### ASSIGNMENT
The answer must be every record below, reproduced exactly.

### GIVEN DATA
# # # #

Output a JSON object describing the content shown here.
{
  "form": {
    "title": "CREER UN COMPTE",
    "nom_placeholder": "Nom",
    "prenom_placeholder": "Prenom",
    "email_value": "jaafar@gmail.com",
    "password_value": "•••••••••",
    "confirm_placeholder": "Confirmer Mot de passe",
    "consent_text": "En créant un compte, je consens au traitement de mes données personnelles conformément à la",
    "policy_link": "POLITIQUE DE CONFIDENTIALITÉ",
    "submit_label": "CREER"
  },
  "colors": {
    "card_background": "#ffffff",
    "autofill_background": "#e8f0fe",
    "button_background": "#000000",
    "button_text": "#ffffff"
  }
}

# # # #

### FINISHED EXERCISE
Output a JSON object describing the content shown here.
{
  "form": {
    "title": "CREER UN COMPTE",
    "nom_placeholder": "Nom",
    "prenom_placeholder": "Prenom",
    "email_value": "jaafar@gmail.com",
    "password_value": "•••••••••",
    "confirm_placeholder": "Confirmer Mot de passe",
    "consent_text": "En créant un compte, je consens au traitement de mes données personnelles conformément à la",
    "policy_link": "POLITIQUE DE CONFIDENTIALITÉ",
    "submit_label": "CREER"
  },
  "colors": {
    "card_background": "#ffffff",
    "autofill_background": "#e8f0fe",
    "button_background": "#000000",
    "button_text": "#ffffff"
  }
}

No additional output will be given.